> [Task brief] Nothing in the listing should be altered when it is copied, and no picture goes into the copy.

> [Data to process]
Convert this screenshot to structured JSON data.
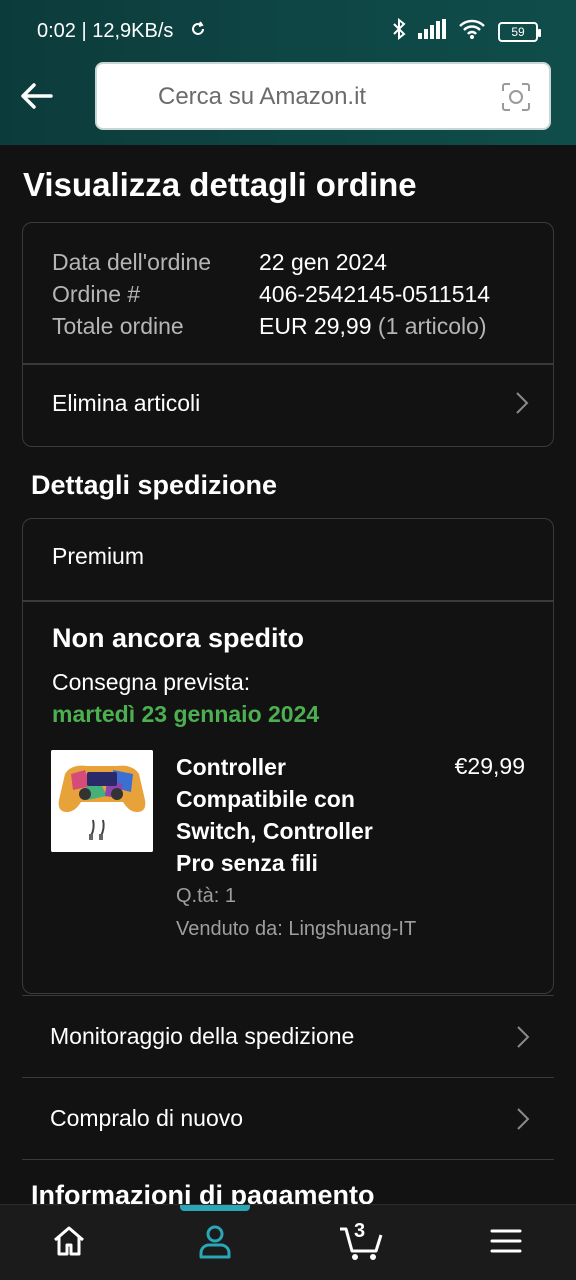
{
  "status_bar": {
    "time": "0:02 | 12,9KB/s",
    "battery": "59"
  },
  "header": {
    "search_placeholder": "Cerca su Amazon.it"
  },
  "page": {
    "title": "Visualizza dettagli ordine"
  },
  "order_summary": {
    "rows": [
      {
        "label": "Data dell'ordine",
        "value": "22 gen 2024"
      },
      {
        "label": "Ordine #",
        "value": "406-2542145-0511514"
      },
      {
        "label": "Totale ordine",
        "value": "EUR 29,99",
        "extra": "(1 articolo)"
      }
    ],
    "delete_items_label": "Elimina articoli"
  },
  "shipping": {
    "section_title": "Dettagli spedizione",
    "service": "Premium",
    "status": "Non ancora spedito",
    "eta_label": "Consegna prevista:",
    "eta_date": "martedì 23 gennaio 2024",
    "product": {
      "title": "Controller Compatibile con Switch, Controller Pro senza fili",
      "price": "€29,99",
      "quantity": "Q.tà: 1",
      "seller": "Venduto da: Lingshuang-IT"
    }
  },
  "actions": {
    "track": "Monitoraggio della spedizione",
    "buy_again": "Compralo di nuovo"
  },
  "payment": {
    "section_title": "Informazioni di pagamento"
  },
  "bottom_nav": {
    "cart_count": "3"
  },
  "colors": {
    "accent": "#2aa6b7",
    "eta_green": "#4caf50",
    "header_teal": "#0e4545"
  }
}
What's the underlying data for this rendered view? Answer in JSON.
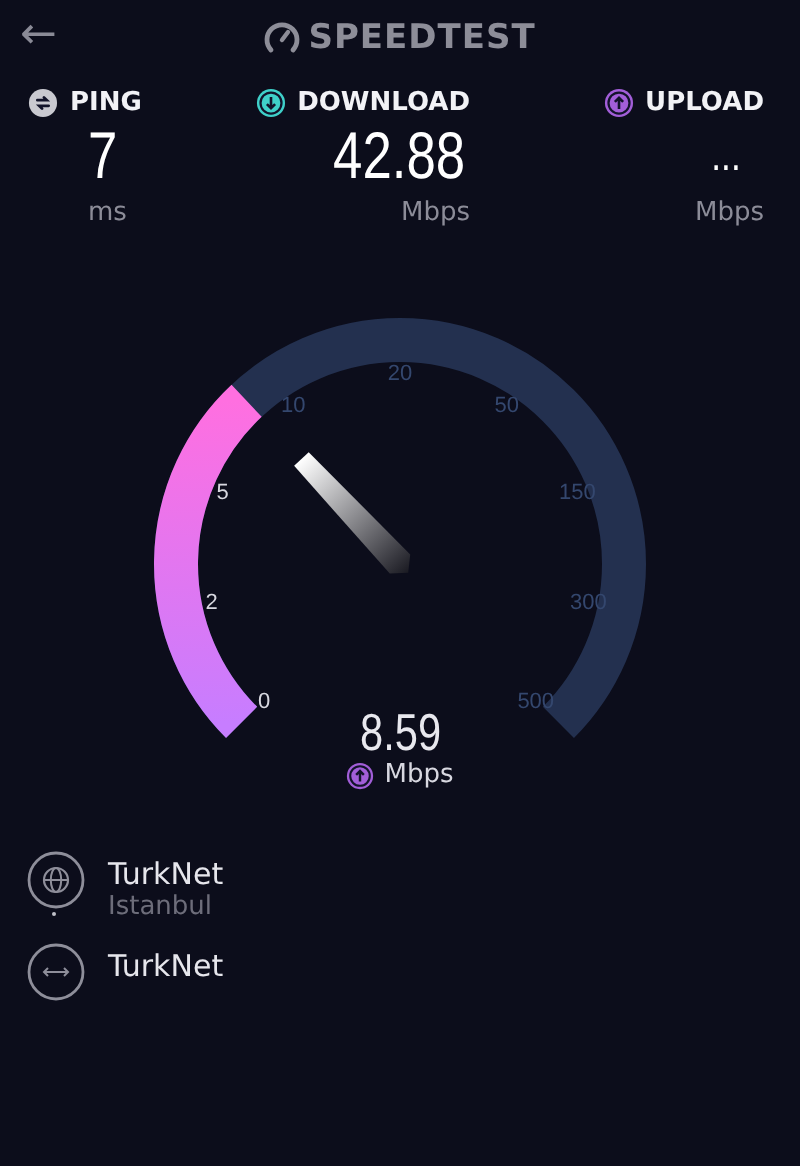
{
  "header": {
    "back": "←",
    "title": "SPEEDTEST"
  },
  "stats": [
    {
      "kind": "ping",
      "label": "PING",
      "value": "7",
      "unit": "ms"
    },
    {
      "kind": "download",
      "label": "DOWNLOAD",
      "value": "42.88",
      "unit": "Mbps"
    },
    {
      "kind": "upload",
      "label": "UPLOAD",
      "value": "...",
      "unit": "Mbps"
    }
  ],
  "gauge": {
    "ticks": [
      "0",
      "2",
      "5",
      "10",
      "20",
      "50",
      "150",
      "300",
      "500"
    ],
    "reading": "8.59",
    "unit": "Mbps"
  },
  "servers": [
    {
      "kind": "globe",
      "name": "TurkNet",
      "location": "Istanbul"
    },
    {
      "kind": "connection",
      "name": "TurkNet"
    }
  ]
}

> [Result for this exercise]
Convert this screenshot to structured JSON data.
{
  "status_bar": {
    "time": "0:02 | 12,9KB/s",
    "battery": "59"
  },
  "header": {
    "search_placeholder": "Cerca su Amazon.it"
  },
  "page": {
    "title": "Visualizza dettagli ordine"
  },
  "order_summary": {
    "rows": [
      {
        "label": "Data dell'ordine",
        "value": "22 gen 2024"
      },
      {
        "label": "Ordine #",
        "value": "406-2542145-0511514"
      },
      {
        "label": "Totale ordine",
        "value": "EUR 29,99",
        "extra": "(1 articolo)"
      }
    ],
    "delete_items_label": "Elimina articoli"
  },
  "shipping": {
    "section_title": "Dettagli spedizione",
    "service": "Premium",
    "status": "Non ancora spedito",
    "eta_label": "Consegna prevista:",
    "eta_date": "martedì 23 gennaio 2024",
    "product": {
      "title": "Controller Compatibile con Switch, Controller Pro senza fili",
      "price": "€29,99",
      "quantity": "Q.tà: 1",
      "seller": "Venduto da: Lingshuang-IT"
    }
  },
  "actions": {
    "track": "Monitoraggio della spedizione",
    "buy_again": "Compralo di nuovo"
  },
  "payment": {
    "section_title": "Informazioni di pagamento"
  },
  "bottom_nav": {
    "cart_count": "3"
  },
  "colors": {
    "accent": "#2aa6b7",
    "eta_green": "#4caf50",
    "header_teal": "#0e4545"
  }
}
What's the underlying data for this rendered view? Answer in JSON.
{
  "header": {
    "back": "←",
    "title": "SPEEDTEST"
  },
  "stats": [
    {
      "kind": "ping",
      "label": "PING",
      "value": "7",
      "unit": "ms"
    },
    {
      "kind": "download",
      "label": "DOWNLOAD",
      "value": "42.88",
      "unit": "Mbps"
    },
    {
      "kind": "upload",
      "label": "UPLOAD",
      "value": "...",
      "unit": "Mbps"
    }
  ],
  "gauge": {
    "ticks": [
      "0",
      "2",
      "5",
      "10",
      "20",
      "50",
      "150",
      "300",
      "500"
    ],
    "reading": "8.59",
    "unit": "Mbps"
  },
  "servers": [
    {
      "kind": "globe",
      "name": "TurkNet",
      "location": "Istanbul"
    },
    {
      "kind": "connection",
      "name": "TurkNet"
    }
  ]
}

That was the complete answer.